Communications Manager

Karla Fernandez (she/her/hers) joins Ed Trust–West as a Communications Manager with over 11 years of experience advancing social impact initiatives.

Karla started her career as a teacher at Chicago Public Schools and UIC College Prep. After teaching, Karla joined United Friends of the Children to support LA County’s youth in foster care as a college counselor. Through Leadership for Educational Equity, Karla also served as a Policy Advisor Fellow for the office of a Los Angeles Unified School Board Member. She solidified her interests in policy analysis and quantitative research during her time with the Price Center for Social Innovation, the Housing Authority of the City of Los Angeles, and the USC Presidential Working Group on Sustainability. Before joining The Education Trust–West, Karla was the Associate Director for the Southeast Los Angeles (SELA) Collaborative, a network of nonprofits advocating for communities in SELA.

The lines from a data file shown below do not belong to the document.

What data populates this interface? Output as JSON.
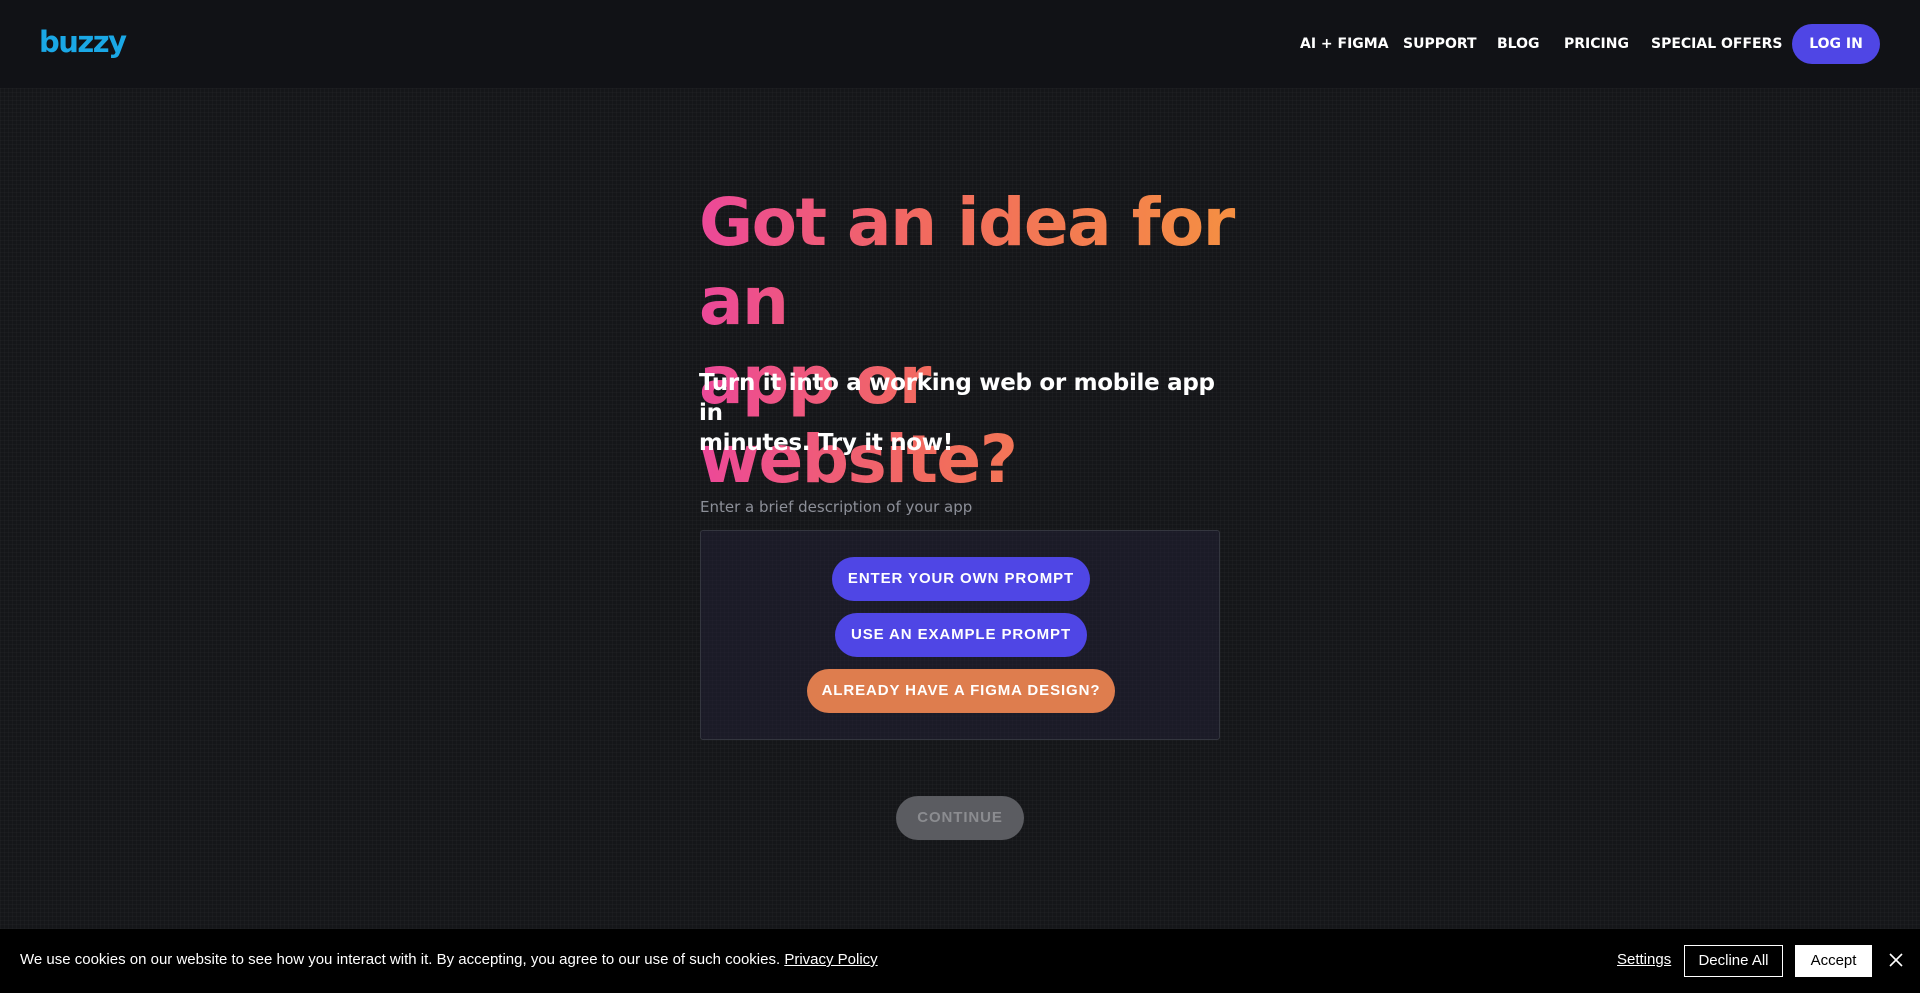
{
  "header": {
    "logo_text": "buzzy",
    "nav": [
      "AI + FIGMA",
      "SUPPORT",
      "BLOG",
      "PRICING",
      "SPECIAL OFFERS"
    ],
    "login_label": "LOG IN"
  },
  "hero": {
    "title_line1": "Got an idea for an",
    "title_line2": "app or website?",
    "subtitle_line1": "Turn it into a working web or mobile app in",
    "subtitle_line2": "minutes. Try it now!"
  },
  "prompt": {
    "label": "Enter a brief description of your app",
    "own_prompt_label": "ENTER YOUR OWN PROMPT",
    "example_prompt_label": "USE AN EXAMPLE PROMPT",
    "figma_label": "ALREADY HAVE A FIGMA DESIGN?",
    "continue_label": "CONTINUE"
  },
  "cookie": {
    "message": "We use cookies on our website to see how you interact with it. By accepting, you agree to our use of such cookies.",
    "policy_link": "Privacy Policy",
    "settings_label": "Settings",
    "decline_label": "Decline All",
    "accept_label": "Accept"
  },
  "colors": {
    "brand_logo": "#1aa8e6",
    "primary_button": "#4f46e5",
    "figma_button": "#de7d4e",
    "title_gradient_start": "#ec4899",
    "title_gradient_end": "#f59240"
  },
  "icons": {
    "close": "close-icon"
  }
}
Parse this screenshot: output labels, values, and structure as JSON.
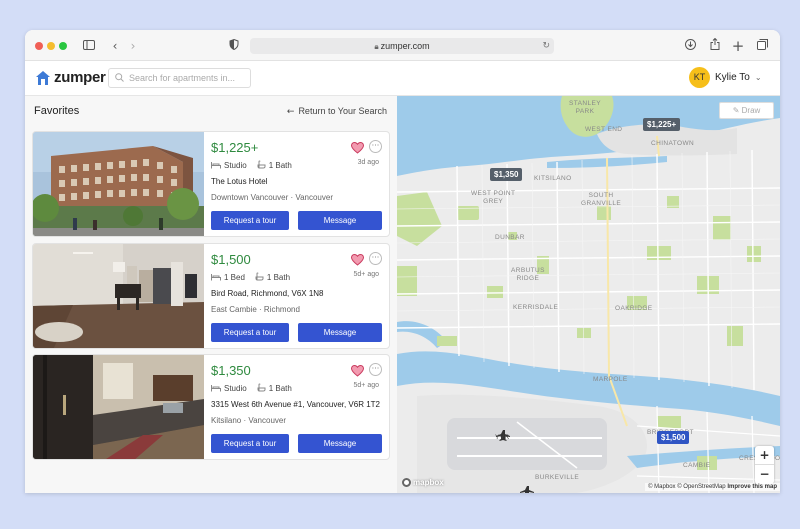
{
  "browser": {
    "url": "zumper.com"
  },
  "header": {
    "logo_text": "zumper",
    "search_placeholder": "Search for apartments in...",
    "user_initials": "KT",
    "user_name": "Kylie To"
  },
  "panel": {
    "title": "Favorites",
    "return_label": "Return to Your Search",
    "listings": [
      {
        "price": "$1,225+",
        "beds": "Studio",
        "baths": "1 Bath",
        "name": "The Lotus Hotel",
        "neighborhood": "Downtown Vancouver · Vancouver",
        "ago": "3d ago",
        "tour_label": "Request a tour",
        "message_label": "Message"
      },
      {
        "price": "$1,500",
        "beds": "1 Bed",
        "baths": "1 Bath",
        "name": "Bird Road, Richmond, V6X 1N8",
        "neighborhood": "East Cambie · Richmond",
        "ago": "5d+ ago",
        "tour_label": "Request a tour",
        "message_label": "Message"
      },
      {
        "price": "$1,350",
        "beds": "Studio",
        "baths": "1 Bath",
        "name": "3315 West 6th Avenue #1, Vancouver, V6R 1T2",
        "neighborhood": "Kitsilano · Vancouver",
        "ago": "5d+ ago",
        "tour_label": "Request a tour",
        "message_label": "Message"
      }
    ]
  },
  "map": {
    "draw_label": "Draw",
    "pins": [
      "$1,225+",
      "$1,350",
      "$1,500"
    ],
    "labels": {
      "stanley_park": "STANLEY\nPARK",
      "west_end": "WEST END",
      "chinatown": "CHINATOWN",
      "kitsilano": "KITSILANO",
      "west_point_grey": "WEST POINT\nGREY",
      "south_granville": "SOUTH\nGRANVILLE",
      "dunbar": "DUNBAR",
      "arbutus_ridge": "ARBUTUS\nRIDGE",
      "kerrisdale": "KERRISDALE",
      "oakridge": "OAKRIDGE",
      "marpole": "MARPOLE",
      "yvr": "YVR",
      "burkeville": "BURKEVILLE",
      "bridgeport": "BRIDGEPORT",
      "cambie": "CAMBIE",
      "crestwood": "CRESTWOOD"
    },
    "mapbox_label": "mapbox",
    "attribution": "© Mapbox © OpenStreetMap",
    "improve_label": "Improve this map",
    "zoom_in": "+",
    "zoom_out": "−"
  },
  "colors": {
    "accent": "#3454d1",
    "price": "#2f8a3f",
    "water": "#9ecbea",
    "land": "#ececec",
    "park": "#c7df9e",
    "avatar": "#f6bf1a"
  }
}
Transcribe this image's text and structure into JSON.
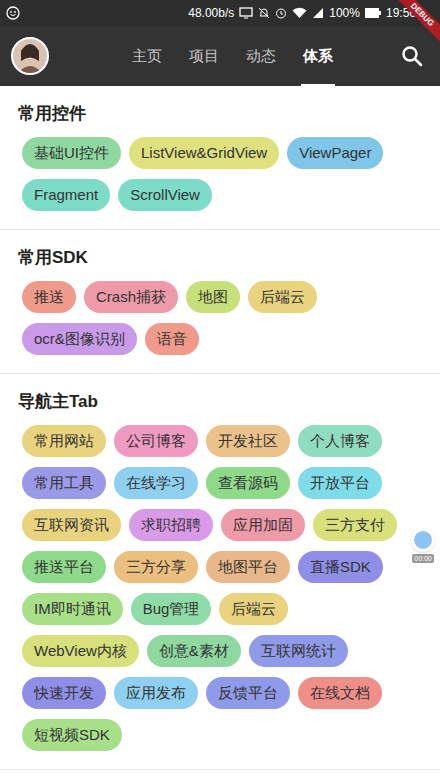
{
  "status_bar": {
    "speed": "48.00b/s",
    "battery": "100%",
    "time": "19:56",
    "debug_banner": "DEBUG"
  },
  "tabs": [
    {
      "label": "主页",
      "selected": false
    },
    {
      "label": "项目",
      "selected": false
    },
    {
      "label": "动态",
      "selected": false
    },
    {
      "label": "体系",
      "selected": true
    }
  ],
  "sections": [
    {
      "title": "常用控件",
      "chips": [
        {
          "label": "基础UI控件",
          "color": "#8fd9a0"
        },
        {
          "label": "ListView&GridView",
          "color": "#dfe07e"
        },
        {
          "label": "ViewPager",
          "color": "#80c6e8"
        },
        {
          "label": "Fragment",
          "color": "#7ddcc8"
        },
        {
          "label": "ScrollView",
          "color": "#7ddcc8"
        }
      ]
    },
    {
      "title": "常用SDK",
      "chips": [
        {
          "label": "推送",
          "color": "#ef9a8a"
        },
        {
          "label": "Crash捕获",
          "color": "#ef9aa8"
        },
        {
          "label": "地图",
          "color": "#c7e07a"
        },
        {
          "label": "后端云",
          "color": "#ead37e"
        },
        {
          "label": "ocr&图像识别",
          "color": "#c99ae8"
        },
        {
          "label": "语音",
          "color": "#ef9a8a"
        }
      ]
    },
    {
      "title": "导航主Tab",
      "chips": [
        {
          "label": "常用网站",
          "color": "#ead37e"
        },
        {
          "label": "公司博客",
          "color": "#ef9ac0"
        },
        {
          "label": "开发社区",
          "color": "#eac28a"
        },
        {
          "label": "个人博客",
          "color": "#8fdcc0"
        },
        {
          "label": "常用工具",
          "color": "#9a9ae8"
        },
        {
          "label": "在线学习",
          "color": "#8fd0f0"
        },
        {
          "label": "查看源码",
          "color": "#8fd98a"
        },
        {
          "label": "开放平台",
          "color": "#7edce8"
        },
        {
          "label": "互联网资讯",
          "color": "#ead37e"
        },
        {
          "label": "求职招聘",
          "color": "#d99ae8"
        },
        {
          "label": "应用加固",
          "color": "#ef9aa8"
        },
        {
          "label": "三方支付",
          "color": "#d7e07a"
        },
        {
          "label": "推送平台",
          "color": "#8fd98a"
        },
        {
          "label": "三方分享",
          "color": "#ebbf7e"
        },
        {
          "label": "地图平台",
          "color": "#e8b88a"
        },
        {
          "label": "直播SDK",
          "color": "#8f8fe8"
        },
        {
          "label": "IM即时通讯",
          "color": "#a8e08a"
        },
        {
          "label": "Bug管理",
          "color": "#8fdca8"
        },
        {
          "label": "后端云",
          "color": "#ead37e"
        },
        {
          "label": "WebView内核",
          "color": "#d7e07a"
        },
        {
          "label": "创意&素材",
          "color": "#8fd9a0"
        },
        {
          "label": "互联网统计",
          "color": "#8f9ae8"
        },
        {
          "label": "快速开发",
          "color": "#8f8fe8"
        },
        {
          "label": "应用发布",
          "color": "#8fd0f0"
        },
        {
          "label": "反馈平台",
          "color": "#8f9ae8"
        },
        {
          "label": "在线文档",
          "color": "#ef8f8a"
        },
        {
          "label": "短视频SDK",
          "color": "#a8e08a"
        }
      ]
    }
  ],
  "overlay": {
    "timer": "00:00"
  }
}
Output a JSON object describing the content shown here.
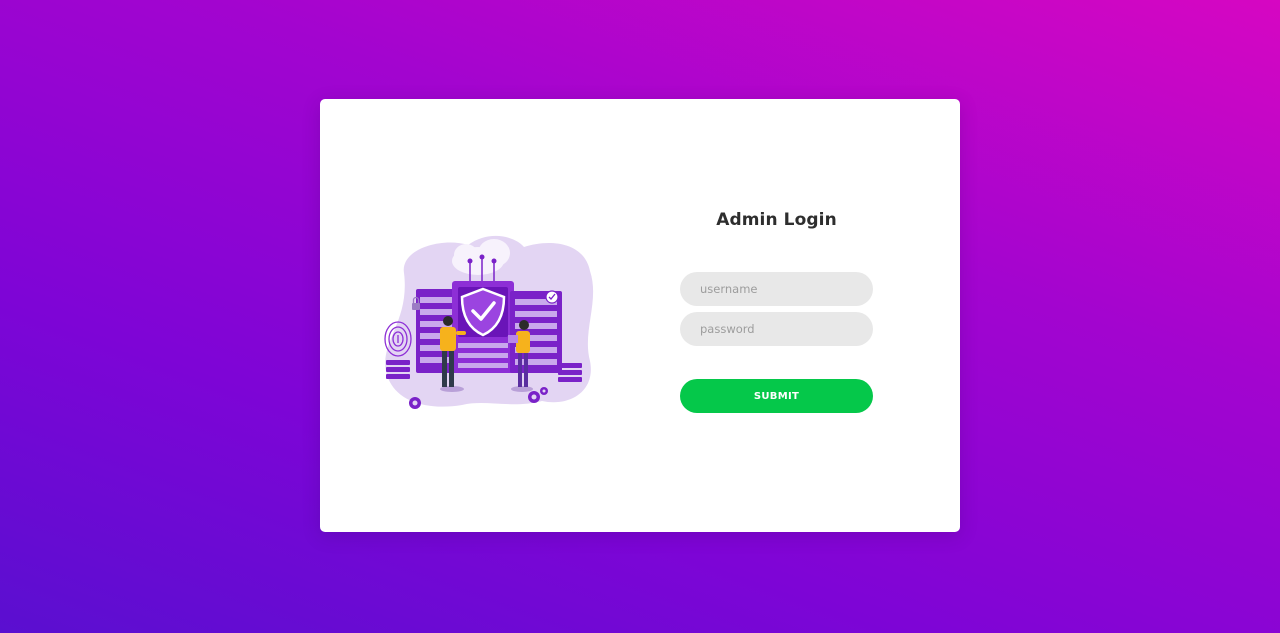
{
  "login": {
    "title": "Admin Login",
    "username_placeholder": "username",
    "password_placeholder": "password",
    "submit_label": "SUBMIT"
  },
  "illustration": {
    "icon": "security-server-illustration"
  },
  "colors": {
    "background_start": "#5a0fd0",
    "background_end": "#d606c2",
    "card": "#ffffff",
    "input_bg": "#e8e8e8",
    "submit": "#05c84a",
    "illustration_purple": "#7a22c8",
    "illustration_light": "#d9c7ef",
    "figure_yellow": "#f6b21c"
  }
}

Karla holds a Bachelor’s Degree in Anthropology from the University of Chicago, a Master of Public Policy from the USC Price School of Public Policy, and a Graduate Certificate in Policy Advocacy from the USC Annenberg School for Communication and Journalism. Karla is based out of southern California and is passionate about using data analysis, communications, and digital strategies for policy advocacy and social justice efforts.